The silk can vibrate at a wide range of frequencies, whichâ€”when pluckedâ€”give the spider vital information about the state of its web and the presence of prey.
“This study is fascinating,” said Joyce Wong, a biomaterials scientist at Boston University and an avid cellist who was not involved with the study. “I’ve worked with spider silk for years, but I’ve never contemplated its sonic properties.” This discovery, she said “has opened up a new line of research and applications that I hadn’t thought about.”
Compensating for Poor Eyesight
Spider silk has long fascinated scientists for its remarkable combination of strength and flexibility. Most man-made materials have one of these properties, but not the other. Eons of evolution have slowly tweaked the composition of spider silk to create a material that can absorb energy without being overly rigid.

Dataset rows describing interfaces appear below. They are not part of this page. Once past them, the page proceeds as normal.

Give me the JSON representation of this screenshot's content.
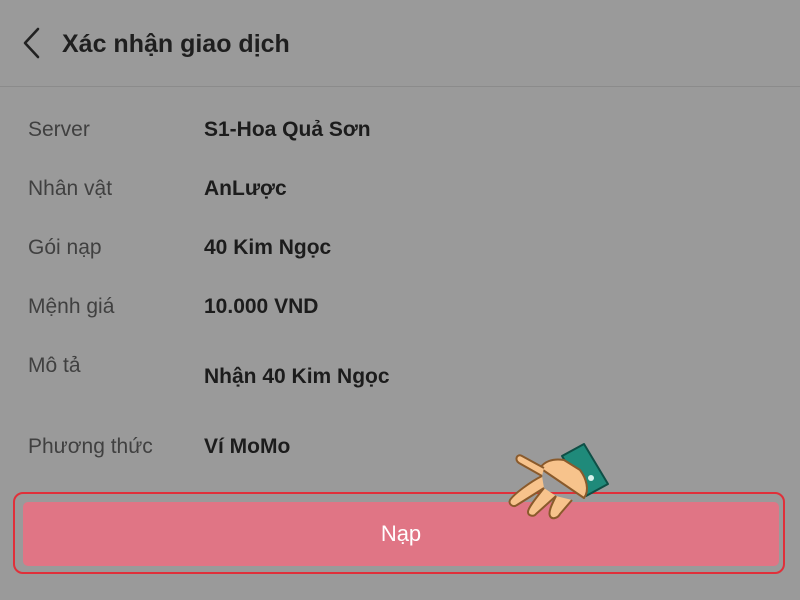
{
  "header": {
    "title": "Xác nhận giao dịch",
    "back_icon": "chevron-left-icon"
  },
  "details": [
    {
      "label": "Server",
      "value": "S1-Hoa Quả Sơn"
    },
    {
      "label": "Nhân vật",
      "value": "AnLược"
    },
    {
      "label": "Gói nạp",
      "value": "40 Kim Ngọc"
    },
    {
      "label": "Mệnh giá",
      "value": "10.000 VND"
    },
    {
      "label": "Mô tả",
      "value": "Nhận 40 Kim Ngọc"
    },
    {
      "label": "Phương thức",
      "value": "Ví MoMo"
    }
  ],
  "action": {
    "label": "Nạp",
    "color": "#e07585",
    "highlight_color": "#e0303a"
  },
  "pointer": {
    "icon": "pointing-hand-icon"
  },
  "colors": {
    "overlay_background": "#9a9a9a"
  }
}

Spiders, however, don’t care about high-tech applications of their silk. They weave their webs to catch prey and attract mates. But while humans can generally spot an insect trapped in a web, spidersâ€”which have extremely poor eyesightâ€”can’t.